And finally, at St. John's, Canning was able to fulfill one of his goals. "It was always my hope that I could create a cross in the center of a Gothic church," he says, "and we were able to do it here. When you look up at the ceiling, you see the large silver-and-blue cross that follows the cruciform shape of the church." The colors, including the aluminum leaf, are taken from the ceiling of the sanctuary. In the center of the cross, the letters IHS (the first three letters of Jesus in Greek) appear in the main boss at the crossing.
Catholic symbolism continues throughout the basilica. Bosses along the central ribs of the ceiling contain golden pomegranates with red centers, symbols of immortality. In addition, symbols of each of the original Apostles – 11, minus Judas – appear in each arch.
Even though scaffolding was in place and 6 to 12 artisans were working at one time, the basilica was always open for services. The main body of the church took six months, while the sanctuary took two months and the side chapels another couple of months to complete.
Canning notes that the attitude toward church decoration is changing.
"Historically the architecture of churches communicated stories of the faith and support of the liturgy through decorative schemes replete with church iconography. Since the Second Vatican Council, however, Catholic Church design has seen a pronounced departure from that tradition, changing interiors to suit a new liturgy and simplifying the decoration. Decoration was often omitted in new designs for churches, and actually removed or covered up by renovation," he explains.
"Today," he adds, "we are now seeing a renewed appreciation of traditions, of symbolism, the importance of color and iconography. I'm excited about this important trend towards a return to the values of church decoration that supports the Liturgy and the services being performed."

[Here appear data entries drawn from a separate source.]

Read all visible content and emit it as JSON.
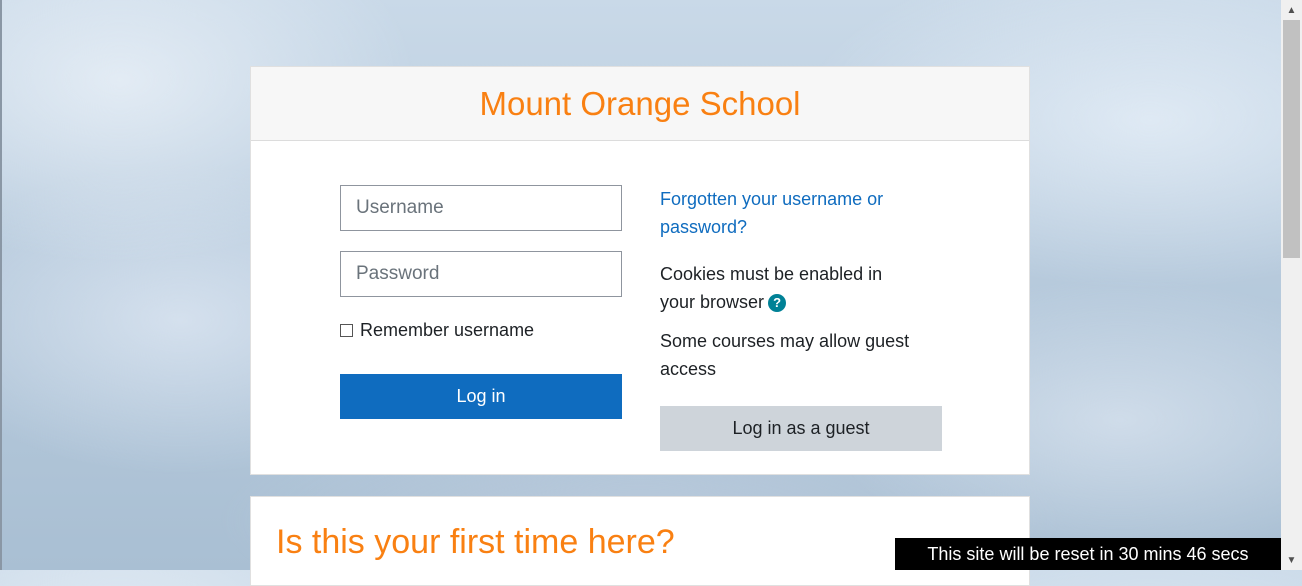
{
  "site": {
    "title": "Mount Orange School"
  },
  "login": {
    "username_placeholder": "Username",
    "password_placeholder": "Password",
    "remember_label": "Remember username",
    "login_button": "Log in",
    "forgot_link": "Forgotten your username or password?",
    "cookies_text": "Cookies must be enabled in your browser",
    "help_icon": "question-circle-icon",
    "guest_text": "Some courses may allow guest access",
    "guest_button": "Log in as a guest"
  },
  "first_time": {
    "heading": "Is this your first time here?"
  },
  "banner": {
    "text": "This site will be reset in 30 mins 46 secs"
  },
  "colors": {
    "brand": "#f98012",
    "primary": "#0f6cbf",
    "help": "#008196",
    "secondary_button": "#ced4da"
  }
}
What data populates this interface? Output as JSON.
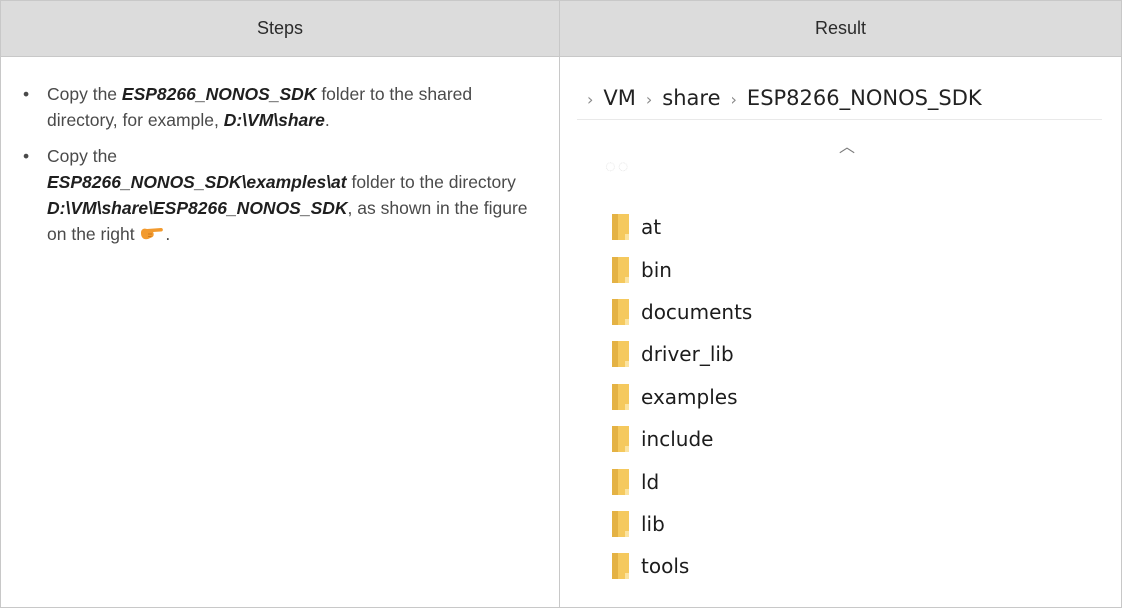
{
  "header": {
    "steps_label": "Steps",
    "result_label": "Result"
  },
  "steps": {
    "step1": {
      "t1": "Copy the ",
      "b1": "ESP8266_NONOS_SDK",
      "t2": " folder to the shared directory, for example, ",
      "b2": "D:\\VM\\share",
      "t3": "."
    },
    "step2": {
      "t1": "Copy the ",
      "b1": "ESP8266_NONOS_SDK\\examples\\at",
      "t2": " folder to the directory ",
      "b2": "D:\\VM\\share\\ESP8266_NONOS_SDK",
      "t3": ", as shown in the figure on the right ",
      "t4": "."
    }
  },
  "explorer": {
    "breadcrumb": [
      "VM",
      "share",
      "ESP8266_NONOS_SDK"
    ],
    "folders": [
      "at",
      "bin",
      "documents",
      "driver_lib",
      "examples",
      "include",
      "ld",
      "lib",
      "tools"
    ]
  },
  "icons": {
    "pointer": "hand-pointing-right-icon",
    "folder": "folder-icon",
    "caret": "chevron-up-icon",
    "separator": "chevron-right-icon"
  },
  "colors": {
    "header_bg": "#dcdcdc",
    "folder_yellow": "#f5c95e",
    "pointer_orange": "#f29a2e"
  }
}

These changes can definitely be seen in Canning's work at St. John's and others have also recognized this trend. The firm's work at the Basilica of St. John the Evangelist recently won an award for Craftsmanship & Artisanship at the first annual Stanford White Awards from the Institute of Classical Architecture and Art. TB